This guide is not a comprehensive set of burial and mourning laws. If further information is required, including laws relating to the first month and the first year; these should be obtained from the Rabbi. The synagogue will provide a book on mourning laws and customs and prayer books for the shiva services.
The information is this section has drawn heavily from a United Synagogue booklet “A brief Guide for Bereavement” with their permission.

The First Year After

If the deceased was a parent,  the male mourners are required to say Kaddish for eleven months,  and will often attend Synagogue for this period even if they did not do so before. This is in order to 'raise the soul' of the departed. It is a special honour for the deceased for the male mourners to lead prayer services during this period, and will be invited to do so at Northwood US if they are able to. This period is 30 days for a departed child, sibling or spouse.

Yahrzheit and Yizkor

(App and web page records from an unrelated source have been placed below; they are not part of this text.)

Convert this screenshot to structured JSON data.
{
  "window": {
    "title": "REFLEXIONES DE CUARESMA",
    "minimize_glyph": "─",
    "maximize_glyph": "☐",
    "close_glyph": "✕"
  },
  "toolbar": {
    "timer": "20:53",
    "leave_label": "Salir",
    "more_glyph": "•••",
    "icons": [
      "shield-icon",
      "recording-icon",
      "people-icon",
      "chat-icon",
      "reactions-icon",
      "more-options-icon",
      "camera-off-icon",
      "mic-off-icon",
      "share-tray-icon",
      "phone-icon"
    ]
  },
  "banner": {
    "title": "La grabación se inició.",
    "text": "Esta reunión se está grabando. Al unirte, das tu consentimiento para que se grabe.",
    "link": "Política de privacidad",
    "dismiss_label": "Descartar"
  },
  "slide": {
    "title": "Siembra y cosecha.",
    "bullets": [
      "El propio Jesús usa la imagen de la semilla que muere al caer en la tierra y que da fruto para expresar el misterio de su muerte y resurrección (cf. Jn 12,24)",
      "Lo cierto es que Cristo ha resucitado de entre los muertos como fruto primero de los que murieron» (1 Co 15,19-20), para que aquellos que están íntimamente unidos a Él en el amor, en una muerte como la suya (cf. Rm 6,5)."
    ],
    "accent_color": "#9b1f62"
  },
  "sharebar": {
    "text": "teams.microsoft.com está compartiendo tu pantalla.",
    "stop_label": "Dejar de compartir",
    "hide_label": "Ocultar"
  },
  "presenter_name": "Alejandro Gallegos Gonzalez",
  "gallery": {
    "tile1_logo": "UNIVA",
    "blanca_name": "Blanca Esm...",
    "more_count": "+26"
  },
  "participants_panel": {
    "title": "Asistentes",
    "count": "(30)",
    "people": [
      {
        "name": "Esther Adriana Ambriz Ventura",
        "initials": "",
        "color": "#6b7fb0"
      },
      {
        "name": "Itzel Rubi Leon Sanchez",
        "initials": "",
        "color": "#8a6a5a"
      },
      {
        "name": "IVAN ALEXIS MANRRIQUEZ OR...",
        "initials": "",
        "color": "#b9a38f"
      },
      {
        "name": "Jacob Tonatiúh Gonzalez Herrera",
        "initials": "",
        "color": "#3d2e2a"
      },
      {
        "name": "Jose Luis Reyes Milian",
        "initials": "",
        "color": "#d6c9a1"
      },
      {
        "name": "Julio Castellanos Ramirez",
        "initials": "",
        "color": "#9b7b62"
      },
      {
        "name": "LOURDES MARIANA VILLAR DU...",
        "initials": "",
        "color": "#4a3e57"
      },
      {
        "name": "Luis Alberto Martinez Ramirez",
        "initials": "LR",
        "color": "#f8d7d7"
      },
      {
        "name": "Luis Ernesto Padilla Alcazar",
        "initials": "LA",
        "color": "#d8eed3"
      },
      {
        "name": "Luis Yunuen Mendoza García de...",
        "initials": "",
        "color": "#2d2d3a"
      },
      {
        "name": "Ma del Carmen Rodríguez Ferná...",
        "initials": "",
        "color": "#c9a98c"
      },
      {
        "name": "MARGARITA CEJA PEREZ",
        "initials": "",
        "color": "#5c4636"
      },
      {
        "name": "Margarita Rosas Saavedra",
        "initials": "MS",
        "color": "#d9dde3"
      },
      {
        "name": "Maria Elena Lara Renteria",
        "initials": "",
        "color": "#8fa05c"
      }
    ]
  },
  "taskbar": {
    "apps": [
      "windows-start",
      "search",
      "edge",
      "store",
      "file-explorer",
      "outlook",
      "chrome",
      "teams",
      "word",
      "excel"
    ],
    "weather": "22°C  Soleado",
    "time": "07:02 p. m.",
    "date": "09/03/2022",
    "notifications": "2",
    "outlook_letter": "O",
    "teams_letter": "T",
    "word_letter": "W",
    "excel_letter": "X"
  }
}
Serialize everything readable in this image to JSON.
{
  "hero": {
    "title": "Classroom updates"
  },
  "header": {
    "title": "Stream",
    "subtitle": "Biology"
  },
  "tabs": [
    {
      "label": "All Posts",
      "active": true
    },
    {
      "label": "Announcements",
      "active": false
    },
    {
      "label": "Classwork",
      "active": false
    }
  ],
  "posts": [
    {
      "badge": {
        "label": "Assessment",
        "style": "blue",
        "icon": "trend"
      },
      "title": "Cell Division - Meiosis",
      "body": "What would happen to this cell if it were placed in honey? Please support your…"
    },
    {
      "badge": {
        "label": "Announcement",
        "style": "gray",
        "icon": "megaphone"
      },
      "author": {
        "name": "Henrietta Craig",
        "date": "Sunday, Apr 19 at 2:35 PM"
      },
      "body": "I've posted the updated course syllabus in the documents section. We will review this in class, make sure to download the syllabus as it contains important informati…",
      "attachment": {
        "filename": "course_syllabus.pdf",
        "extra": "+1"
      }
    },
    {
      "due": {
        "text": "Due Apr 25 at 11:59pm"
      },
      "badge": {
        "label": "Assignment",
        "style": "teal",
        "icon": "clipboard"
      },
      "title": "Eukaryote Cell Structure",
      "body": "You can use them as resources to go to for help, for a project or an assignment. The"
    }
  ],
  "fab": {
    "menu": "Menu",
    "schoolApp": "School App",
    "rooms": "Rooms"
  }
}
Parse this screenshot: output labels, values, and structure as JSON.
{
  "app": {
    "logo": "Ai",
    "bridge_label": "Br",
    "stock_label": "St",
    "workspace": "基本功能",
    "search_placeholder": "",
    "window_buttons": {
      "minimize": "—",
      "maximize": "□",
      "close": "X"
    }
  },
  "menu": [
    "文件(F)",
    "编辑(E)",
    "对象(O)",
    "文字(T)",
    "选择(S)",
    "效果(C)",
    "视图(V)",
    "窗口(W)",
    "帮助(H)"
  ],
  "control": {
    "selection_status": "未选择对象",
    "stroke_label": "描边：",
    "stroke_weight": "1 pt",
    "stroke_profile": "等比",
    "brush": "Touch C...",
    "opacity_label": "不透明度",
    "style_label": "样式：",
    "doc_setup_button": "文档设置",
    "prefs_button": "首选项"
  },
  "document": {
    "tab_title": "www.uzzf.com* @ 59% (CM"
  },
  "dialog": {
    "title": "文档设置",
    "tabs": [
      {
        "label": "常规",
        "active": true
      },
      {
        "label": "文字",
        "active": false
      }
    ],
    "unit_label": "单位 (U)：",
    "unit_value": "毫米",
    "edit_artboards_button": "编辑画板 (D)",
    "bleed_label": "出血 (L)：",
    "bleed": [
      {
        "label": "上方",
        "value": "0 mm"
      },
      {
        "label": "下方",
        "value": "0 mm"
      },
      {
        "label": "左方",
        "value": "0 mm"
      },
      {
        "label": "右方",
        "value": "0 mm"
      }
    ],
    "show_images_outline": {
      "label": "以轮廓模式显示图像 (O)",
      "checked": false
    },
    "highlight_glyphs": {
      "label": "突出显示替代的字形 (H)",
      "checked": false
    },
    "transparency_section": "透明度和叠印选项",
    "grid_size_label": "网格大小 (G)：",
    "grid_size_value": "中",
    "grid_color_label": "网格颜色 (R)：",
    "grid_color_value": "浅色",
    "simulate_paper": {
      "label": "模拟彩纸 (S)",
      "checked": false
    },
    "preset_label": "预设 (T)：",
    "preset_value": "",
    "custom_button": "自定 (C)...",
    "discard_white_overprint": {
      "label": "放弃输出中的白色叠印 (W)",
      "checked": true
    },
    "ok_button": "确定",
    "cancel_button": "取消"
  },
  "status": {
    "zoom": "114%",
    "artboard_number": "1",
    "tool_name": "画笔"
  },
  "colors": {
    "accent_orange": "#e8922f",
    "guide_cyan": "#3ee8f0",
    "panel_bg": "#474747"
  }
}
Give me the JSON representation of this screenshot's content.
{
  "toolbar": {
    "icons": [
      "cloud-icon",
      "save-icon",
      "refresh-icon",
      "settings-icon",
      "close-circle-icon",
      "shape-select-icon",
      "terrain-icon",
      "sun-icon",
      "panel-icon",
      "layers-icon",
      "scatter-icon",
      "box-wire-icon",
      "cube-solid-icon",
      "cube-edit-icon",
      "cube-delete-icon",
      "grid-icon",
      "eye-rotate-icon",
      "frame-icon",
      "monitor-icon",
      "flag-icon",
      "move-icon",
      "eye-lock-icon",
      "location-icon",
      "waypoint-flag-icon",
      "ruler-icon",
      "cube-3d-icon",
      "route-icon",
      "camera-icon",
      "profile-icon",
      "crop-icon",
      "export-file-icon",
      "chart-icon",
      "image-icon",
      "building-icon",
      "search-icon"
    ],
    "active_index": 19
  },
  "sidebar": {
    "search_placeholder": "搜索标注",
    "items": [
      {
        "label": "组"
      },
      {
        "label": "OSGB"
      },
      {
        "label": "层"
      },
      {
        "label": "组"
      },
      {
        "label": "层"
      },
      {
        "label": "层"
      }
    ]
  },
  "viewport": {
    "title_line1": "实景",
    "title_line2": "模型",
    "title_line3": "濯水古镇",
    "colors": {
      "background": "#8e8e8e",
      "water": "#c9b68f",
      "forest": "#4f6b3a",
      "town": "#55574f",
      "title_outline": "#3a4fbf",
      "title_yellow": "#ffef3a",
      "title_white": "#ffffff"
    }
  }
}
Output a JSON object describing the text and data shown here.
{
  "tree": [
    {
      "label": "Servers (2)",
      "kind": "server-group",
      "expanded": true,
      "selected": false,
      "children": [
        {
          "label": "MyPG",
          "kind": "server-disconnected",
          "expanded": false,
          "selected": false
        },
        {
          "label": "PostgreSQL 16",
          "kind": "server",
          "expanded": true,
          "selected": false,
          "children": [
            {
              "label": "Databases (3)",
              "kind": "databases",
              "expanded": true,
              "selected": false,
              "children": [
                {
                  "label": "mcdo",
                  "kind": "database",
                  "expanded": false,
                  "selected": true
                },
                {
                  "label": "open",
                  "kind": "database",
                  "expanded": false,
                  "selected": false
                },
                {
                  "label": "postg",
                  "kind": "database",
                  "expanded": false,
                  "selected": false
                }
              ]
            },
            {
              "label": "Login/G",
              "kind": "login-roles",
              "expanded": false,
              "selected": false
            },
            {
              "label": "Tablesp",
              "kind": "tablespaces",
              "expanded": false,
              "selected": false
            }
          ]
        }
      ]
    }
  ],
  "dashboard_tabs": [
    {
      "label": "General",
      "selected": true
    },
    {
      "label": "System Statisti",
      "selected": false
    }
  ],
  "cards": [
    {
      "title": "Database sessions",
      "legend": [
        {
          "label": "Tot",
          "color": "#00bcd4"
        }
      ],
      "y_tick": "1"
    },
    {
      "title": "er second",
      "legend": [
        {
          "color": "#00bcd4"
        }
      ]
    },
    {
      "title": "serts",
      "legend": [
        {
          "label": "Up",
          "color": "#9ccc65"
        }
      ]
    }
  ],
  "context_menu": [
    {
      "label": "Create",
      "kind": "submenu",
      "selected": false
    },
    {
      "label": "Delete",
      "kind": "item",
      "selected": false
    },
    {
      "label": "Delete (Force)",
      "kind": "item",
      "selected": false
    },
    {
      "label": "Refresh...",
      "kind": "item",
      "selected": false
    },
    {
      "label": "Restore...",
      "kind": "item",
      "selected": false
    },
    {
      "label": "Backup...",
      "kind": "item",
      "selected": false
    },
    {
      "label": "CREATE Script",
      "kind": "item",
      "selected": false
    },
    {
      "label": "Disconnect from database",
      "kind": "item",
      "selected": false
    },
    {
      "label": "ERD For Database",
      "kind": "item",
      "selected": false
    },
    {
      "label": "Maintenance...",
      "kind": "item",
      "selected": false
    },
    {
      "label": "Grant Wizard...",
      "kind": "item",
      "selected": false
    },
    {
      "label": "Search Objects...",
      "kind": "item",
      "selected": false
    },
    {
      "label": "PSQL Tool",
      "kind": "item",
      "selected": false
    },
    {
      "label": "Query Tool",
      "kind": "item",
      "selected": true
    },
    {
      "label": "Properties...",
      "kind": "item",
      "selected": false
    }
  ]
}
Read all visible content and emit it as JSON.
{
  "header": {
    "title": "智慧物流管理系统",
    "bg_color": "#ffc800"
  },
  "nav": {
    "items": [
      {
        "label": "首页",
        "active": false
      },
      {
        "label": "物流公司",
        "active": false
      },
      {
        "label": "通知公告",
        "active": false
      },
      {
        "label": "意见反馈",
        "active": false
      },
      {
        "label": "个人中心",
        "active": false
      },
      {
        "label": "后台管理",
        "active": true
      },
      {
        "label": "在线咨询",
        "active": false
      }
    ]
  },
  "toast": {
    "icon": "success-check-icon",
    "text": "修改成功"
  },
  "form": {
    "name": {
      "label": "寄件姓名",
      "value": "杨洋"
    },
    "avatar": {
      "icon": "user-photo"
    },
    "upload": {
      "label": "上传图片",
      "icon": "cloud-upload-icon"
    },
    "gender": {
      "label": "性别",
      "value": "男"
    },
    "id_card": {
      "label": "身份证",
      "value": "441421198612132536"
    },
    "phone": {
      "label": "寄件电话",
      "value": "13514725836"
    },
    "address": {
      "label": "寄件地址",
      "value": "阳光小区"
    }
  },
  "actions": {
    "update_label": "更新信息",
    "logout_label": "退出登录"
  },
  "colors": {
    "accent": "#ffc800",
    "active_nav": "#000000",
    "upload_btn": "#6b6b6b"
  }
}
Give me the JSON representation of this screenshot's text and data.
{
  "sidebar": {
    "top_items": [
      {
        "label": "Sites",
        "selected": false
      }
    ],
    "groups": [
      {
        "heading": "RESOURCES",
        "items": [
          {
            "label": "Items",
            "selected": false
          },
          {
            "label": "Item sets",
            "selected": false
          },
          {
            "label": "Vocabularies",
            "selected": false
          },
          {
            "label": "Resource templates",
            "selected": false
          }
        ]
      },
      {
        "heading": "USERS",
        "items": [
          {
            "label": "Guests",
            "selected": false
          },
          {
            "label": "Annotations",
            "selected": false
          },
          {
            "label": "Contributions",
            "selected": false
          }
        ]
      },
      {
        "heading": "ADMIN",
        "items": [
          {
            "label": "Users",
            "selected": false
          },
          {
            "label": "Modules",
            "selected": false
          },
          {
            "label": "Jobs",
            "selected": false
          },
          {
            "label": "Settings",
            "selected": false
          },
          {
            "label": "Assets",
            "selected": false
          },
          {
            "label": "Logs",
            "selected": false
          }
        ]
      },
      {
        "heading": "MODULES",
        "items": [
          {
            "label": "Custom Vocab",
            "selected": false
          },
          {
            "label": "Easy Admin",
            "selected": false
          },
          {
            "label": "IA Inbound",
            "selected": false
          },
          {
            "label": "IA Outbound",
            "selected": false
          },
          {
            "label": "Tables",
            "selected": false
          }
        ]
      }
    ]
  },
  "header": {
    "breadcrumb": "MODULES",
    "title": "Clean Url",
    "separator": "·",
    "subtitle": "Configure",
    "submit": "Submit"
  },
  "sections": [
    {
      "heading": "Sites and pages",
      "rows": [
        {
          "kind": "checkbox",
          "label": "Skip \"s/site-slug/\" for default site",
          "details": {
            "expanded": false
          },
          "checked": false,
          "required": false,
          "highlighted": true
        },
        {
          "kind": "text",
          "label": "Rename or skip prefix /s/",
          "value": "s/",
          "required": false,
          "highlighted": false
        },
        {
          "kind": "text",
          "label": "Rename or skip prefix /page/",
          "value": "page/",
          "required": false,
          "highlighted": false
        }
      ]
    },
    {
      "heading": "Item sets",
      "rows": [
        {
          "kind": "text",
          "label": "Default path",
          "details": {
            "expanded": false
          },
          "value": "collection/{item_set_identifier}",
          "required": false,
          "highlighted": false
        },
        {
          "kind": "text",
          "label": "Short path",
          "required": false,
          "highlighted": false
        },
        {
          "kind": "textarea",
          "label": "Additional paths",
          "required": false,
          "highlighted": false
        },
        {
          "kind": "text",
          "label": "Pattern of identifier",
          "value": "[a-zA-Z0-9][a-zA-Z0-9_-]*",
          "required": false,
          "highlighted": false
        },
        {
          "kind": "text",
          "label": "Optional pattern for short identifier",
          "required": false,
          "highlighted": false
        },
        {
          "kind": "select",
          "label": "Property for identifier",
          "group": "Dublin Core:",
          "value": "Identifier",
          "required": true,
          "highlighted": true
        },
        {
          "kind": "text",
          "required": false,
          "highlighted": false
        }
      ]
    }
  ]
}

The year anniversary of the death is known as the Yahrzheit. Please inform the Synagogue office if you have an approaching Yahrzheit in order to be called up on the Shabbat before the Yahrzheit occurs. Special prayers will be said after the call up to the Torah, called an Azkarah ('remembrance').
The Yizkor Service is held on the 8th day of Pesach, 2nd day Shavuot, Yom Kippur and Shemini Atzeret. The Yizkor Service consists of public prayers for those murdered in the Holocaust and soldiers who died serving in the Israeli army, as well as private prayers for deceased relatives. In addition to this, on Yom Kippur the names of the departed relatives are read out.
It is customary but not necessary for members who have not lost a relative to leave during this service.